Patricia Martínez Díaz
27. September. 2021
Hey! Welcome back. It’s been almost a year since the beginning of my PhD and I would like to celebrate my first 12 months working as a researcher by sharing with you a little bit of my experience and some of the challenges that I have encountered while trying to generate a virtual heart and what do scientists mean when they talk about a digital twin.
The idea of using computer simulations to study the heart is not new. Almost sixty years ago (1962), Denis Noble used the mathematical model developed by Hodking and Huxley to describe the electrical activity of a cardiac cell . From that moment on, researchers have been working to simulate not only single cardiac cells but also the entire organ. One of the most ambitious scientific projects of recent times is the development of a cardiac digital-twin: a virtual model of the heart that mimics patient’s individual anatomy and function (Figure 1). This multidisciplinary project seeks to replicate the complexity of the human heart with the use of computer simulations, so to help clinicians diagnose and plan therapy according to the specific needs of each patient, hence the importance of generating these virtual models. The development of a digital twin requires the integration of different levels of information: from single cell to tissue level, then from the organ level to finally the whole cardiovascular system. Although the development of the digital twin might not be an easy task it could for sure change the course of cardiology. That’s why efforts from the whole international cardiac modeling community must be joined up.
In a very general way, the field of computational cardiology studies the heart from three different perspectives. Scientists can use computers to analyze for example the mechanical contraction of myocardial fibers to identify whether the heart has enough force to adequately pump blood. This branch is called computational biomechanics. Another approach is to study the blood movement inside the heart. A clear example is the use of simulations to identify the risk of stroke (when a blot clot clogs an artery) by analyzing blood flow patterns which can provide a hint to identify regions where flow is turbulent. This field is called computational fluid dynamics. Finally, researchers can also investigate the electrical activation of the heart to locate chaotic impulses that trigger an arrhythmia. The latter is called computational electrophysiology (see Figure 2). We have to keep in mind that during each beat, all the three mechanisms are active: biomechanics, fluid dynamics (also called hemodynamics) and electrophysiology.
Ideally, a virtual heart would integrate the three aforementioned mechanisms. However, it is still possible to create a virtual heart that focuses specifically on only one of these aspects. For example, the use of computational electrophysiology for planning ablation therapies for patients with atrial fibrillation (AF), we are interested in the creation of a virtual heart in which we can simulate arrhythmias and perform simulated ablation lines.

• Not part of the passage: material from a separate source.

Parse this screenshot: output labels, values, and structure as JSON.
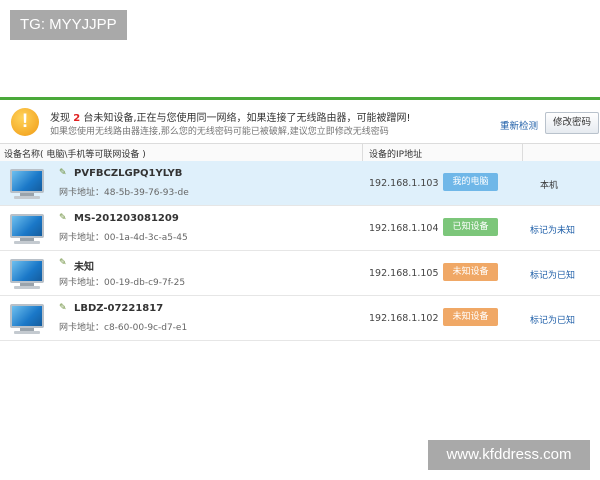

In the next section I am going to describe some of the steps needed to generate a virtual heart to study arrhythmias and help plan therapy.
Irrespective of the computational model to be used, to generate our virtual heart we would first need to acquire the cardiac geometry of the patient. There are non-invasive methods such as Magnetic Resonance Imaging (MRI) and Computed Tomography (CT) scans which can provide detailed information of the heart anatomy. In addition, during a minimally-invasive procedure, such as an electrophysiological study, we can also get information about the geometry by using an electroanatomical mapping system (EAMS). All of these methods have advantages and limitations.
For example, non-invasive methods do not require the patient to enter the operating room. However, these studies can be costly and it can happen that only few patients get a MRI or CT scan. On the other hand, with the use of the EAMS we could not only get the geometry but we could also obtain information about the electrical properties of the heart which could be used later to tune our electrophysiological computer model. In the end, there is always a trade-off between advantages and disadvantages.
Acquiring the geometry is just the beginning of developing a virtual heart, however, we would also need to know more about the real anatomy of the patient. For example, some investigators have linked the presence of fibrosis in the atria to the occurrence of AF. So in order to create a personalized digital twin, it would be ideal not only to have the cardiac geometry but also the amount of fibrosis and also its distribution throughout the atria. The challenge now is to identify methods that are capable of capturing the specific distribution of fibrosis for each patient, and to translate this data into the computer model. One of them is the use late gadolinium enhancement (LGE) MRI to detect fibrosis. An additional approach used to assess the location of fibrotic tissue is through the use of mapping catheters inside the atria and to measure the voltage. Finally, computer modelers could incorporate these data into the virtual heart.
Take a look at the following image courtesy of my colleague Deborah Nairn. What you are looking at is a digital version of the left atrium, where the colors represent voltage levels measured with the help of a catheter inserted into the heart.
Of course, having a geometry is only the first step for generating a virtual model of the heart. Let’s put it this way, this is the canvas on which we will begin to paint our work. In the following blogs I will tell you a bit more about the additional steps needed to create a digital twin of the heart. If you are interested in these topics on computational cardiology you can follow us on all our social media. See you next time and stay well.